EXERCISE BRIEF = Say how many lines in the listing contain the string "glyph", giving the number alone.

[[ INPUT, beginning ]]

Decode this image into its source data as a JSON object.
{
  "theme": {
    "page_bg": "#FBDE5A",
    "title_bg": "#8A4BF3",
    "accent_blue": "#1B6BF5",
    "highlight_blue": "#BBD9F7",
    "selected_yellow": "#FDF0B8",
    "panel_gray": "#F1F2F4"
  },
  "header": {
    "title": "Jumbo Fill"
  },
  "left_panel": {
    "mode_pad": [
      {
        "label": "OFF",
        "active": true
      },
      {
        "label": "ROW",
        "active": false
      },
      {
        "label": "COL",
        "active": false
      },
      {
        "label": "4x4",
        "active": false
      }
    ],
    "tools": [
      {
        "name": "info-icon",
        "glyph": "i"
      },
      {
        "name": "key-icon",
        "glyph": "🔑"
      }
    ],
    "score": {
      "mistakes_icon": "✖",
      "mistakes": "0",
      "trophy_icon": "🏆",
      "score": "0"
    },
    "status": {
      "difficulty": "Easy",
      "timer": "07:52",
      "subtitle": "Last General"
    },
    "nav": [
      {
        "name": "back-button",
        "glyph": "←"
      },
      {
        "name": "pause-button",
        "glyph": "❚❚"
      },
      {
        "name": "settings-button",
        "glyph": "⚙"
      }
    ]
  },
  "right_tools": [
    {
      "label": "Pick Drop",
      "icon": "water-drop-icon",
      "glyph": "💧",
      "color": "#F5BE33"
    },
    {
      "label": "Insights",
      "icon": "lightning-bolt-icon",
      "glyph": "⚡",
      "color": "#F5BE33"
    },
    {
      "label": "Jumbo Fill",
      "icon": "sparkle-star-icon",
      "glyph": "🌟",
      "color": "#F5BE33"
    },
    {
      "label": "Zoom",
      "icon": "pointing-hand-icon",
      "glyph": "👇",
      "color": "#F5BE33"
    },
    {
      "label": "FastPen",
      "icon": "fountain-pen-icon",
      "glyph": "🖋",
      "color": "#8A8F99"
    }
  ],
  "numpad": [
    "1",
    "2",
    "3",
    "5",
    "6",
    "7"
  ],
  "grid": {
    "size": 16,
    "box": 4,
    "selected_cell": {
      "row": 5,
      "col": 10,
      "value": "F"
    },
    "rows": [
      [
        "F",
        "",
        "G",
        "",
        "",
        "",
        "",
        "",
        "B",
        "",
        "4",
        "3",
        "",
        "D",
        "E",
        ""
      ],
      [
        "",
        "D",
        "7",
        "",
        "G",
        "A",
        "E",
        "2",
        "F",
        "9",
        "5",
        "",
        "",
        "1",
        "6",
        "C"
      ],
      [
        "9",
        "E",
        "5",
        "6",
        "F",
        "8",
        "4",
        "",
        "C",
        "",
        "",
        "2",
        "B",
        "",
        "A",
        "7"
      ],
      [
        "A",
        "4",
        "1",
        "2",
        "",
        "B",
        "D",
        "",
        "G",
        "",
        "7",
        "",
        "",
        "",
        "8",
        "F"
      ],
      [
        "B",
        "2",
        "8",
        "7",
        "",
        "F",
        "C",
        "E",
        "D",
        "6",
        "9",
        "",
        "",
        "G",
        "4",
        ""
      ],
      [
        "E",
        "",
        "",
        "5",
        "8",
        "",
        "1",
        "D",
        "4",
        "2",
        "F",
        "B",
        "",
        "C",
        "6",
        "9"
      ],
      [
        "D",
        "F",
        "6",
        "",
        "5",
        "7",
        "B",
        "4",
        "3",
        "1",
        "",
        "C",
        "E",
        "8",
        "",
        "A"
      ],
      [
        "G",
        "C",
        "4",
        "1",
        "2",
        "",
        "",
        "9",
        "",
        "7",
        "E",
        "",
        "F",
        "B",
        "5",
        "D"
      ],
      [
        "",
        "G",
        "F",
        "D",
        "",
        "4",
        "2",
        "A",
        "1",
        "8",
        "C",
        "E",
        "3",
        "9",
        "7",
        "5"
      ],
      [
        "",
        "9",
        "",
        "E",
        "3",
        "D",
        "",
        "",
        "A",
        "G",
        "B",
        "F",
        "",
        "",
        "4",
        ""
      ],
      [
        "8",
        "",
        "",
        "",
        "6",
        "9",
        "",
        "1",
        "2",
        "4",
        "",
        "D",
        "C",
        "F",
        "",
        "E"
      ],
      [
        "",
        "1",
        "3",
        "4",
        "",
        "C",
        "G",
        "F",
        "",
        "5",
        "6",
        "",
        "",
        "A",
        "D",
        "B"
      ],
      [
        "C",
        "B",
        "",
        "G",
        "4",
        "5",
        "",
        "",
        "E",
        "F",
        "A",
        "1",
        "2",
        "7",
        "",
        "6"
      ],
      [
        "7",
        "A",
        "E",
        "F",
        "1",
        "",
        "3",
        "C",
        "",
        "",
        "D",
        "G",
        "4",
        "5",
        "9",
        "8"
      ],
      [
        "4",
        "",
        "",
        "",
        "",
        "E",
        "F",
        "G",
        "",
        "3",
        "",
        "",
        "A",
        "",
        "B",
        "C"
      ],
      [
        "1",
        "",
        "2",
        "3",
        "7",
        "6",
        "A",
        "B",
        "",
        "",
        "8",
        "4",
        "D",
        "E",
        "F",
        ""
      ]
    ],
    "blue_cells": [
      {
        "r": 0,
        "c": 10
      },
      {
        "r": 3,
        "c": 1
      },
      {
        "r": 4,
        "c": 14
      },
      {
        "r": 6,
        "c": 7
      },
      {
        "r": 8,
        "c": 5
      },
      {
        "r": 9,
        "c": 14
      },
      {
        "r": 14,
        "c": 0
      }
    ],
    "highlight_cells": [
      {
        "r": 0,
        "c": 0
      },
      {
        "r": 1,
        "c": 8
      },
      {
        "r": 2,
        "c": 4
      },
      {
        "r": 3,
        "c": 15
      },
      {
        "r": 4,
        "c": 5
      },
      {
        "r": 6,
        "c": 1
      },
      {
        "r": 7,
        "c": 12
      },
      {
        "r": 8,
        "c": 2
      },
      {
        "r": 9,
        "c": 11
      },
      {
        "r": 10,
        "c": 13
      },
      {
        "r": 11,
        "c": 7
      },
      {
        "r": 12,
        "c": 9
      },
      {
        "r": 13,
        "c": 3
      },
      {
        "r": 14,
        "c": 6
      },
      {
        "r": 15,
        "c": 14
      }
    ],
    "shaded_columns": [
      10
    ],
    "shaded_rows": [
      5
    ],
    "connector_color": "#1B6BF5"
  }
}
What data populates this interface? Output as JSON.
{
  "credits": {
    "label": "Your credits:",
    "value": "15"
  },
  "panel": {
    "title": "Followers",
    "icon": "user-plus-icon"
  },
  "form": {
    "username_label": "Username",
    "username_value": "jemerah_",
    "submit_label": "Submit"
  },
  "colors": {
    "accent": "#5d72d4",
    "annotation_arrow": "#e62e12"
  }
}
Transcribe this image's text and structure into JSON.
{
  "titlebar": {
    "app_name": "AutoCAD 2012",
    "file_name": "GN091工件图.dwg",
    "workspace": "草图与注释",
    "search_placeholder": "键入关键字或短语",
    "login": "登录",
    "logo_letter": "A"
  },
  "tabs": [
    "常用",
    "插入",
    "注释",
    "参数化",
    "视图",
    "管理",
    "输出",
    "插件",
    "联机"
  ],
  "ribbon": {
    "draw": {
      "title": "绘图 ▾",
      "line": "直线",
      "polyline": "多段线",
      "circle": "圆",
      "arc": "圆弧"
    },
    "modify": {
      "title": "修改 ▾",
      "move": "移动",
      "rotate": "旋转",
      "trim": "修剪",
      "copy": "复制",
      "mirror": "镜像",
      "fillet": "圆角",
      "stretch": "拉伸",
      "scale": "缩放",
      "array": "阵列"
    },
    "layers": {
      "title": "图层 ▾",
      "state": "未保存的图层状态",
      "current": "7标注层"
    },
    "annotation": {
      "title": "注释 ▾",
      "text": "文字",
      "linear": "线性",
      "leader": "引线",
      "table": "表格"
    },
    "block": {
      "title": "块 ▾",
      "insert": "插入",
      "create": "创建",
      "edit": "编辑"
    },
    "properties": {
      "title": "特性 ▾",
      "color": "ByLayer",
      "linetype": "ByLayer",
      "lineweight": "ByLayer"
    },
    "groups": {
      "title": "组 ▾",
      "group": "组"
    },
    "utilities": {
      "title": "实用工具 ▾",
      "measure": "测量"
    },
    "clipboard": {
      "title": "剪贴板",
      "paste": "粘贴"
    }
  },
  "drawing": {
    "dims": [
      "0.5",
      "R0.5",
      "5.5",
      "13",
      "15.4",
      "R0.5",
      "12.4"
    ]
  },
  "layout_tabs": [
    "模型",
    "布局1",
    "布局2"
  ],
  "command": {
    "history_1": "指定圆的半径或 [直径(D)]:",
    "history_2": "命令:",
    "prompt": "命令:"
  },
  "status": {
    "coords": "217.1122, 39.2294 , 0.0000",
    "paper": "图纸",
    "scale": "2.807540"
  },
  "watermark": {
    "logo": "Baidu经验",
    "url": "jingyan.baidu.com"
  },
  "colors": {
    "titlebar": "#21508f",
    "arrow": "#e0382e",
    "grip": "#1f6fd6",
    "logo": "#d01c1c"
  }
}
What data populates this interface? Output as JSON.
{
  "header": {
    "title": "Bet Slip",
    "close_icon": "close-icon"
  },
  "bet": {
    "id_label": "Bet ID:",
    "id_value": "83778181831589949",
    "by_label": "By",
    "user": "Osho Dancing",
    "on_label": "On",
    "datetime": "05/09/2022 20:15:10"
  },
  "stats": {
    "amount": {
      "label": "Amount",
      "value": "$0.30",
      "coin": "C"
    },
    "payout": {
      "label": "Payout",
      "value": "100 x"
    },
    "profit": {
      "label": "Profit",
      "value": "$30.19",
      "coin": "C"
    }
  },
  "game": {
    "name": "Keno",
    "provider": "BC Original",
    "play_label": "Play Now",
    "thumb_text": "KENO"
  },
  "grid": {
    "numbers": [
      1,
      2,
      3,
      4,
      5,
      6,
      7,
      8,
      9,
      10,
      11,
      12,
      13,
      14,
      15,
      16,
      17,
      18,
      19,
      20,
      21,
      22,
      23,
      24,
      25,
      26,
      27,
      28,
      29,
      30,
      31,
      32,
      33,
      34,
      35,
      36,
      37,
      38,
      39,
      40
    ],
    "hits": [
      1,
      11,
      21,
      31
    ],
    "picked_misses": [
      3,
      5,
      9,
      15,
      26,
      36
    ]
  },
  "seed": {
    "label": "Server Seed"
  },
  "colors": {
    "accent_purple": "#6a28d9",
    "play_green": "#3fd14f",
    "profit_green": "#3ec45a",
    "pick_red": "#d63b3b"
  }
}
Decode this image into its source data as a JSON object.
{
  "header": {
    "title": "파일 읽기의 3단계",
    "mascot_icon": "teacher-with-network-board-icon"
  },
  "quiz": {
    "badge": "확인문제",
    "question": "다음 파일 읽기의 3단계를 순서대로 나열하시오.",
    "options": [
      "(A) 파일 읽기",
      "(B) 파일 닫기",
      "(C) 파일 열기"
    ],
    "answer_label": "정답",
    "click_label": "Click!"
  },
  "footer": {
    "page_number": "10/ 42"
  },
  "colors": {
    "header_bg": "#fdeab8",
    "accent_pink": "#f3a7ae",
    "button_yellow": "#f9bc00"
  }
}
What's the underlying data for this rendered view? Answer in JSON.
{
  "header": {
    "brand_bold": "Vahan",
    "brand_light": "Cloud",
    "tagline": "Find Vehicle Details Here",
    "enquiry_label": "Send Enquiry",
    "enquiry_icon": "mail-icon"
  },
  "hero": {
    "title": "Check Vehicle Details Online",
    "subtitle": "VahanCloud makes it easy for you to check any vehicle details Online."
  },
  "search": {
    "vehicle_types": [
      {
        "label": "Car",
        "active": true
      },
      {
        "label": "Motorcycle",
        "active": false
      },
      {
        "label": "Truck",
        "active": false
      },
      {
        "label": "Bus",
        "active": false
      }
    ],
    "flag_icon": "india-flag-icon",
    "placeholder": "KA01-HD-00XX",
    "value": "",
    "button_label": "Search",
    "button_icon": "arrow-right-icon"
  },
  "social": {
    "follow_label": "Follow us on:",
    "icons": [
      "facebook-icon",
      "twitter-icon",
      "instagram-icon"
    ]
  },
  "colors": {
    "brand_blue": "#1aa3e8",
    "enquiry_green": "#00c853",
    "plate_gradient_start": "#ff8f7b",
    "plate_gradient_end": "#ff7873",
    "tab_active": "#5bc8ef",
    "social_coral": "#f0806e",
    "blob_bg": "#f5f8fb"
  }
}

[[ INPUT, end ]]

RESULT OF THE EXERCISE = 10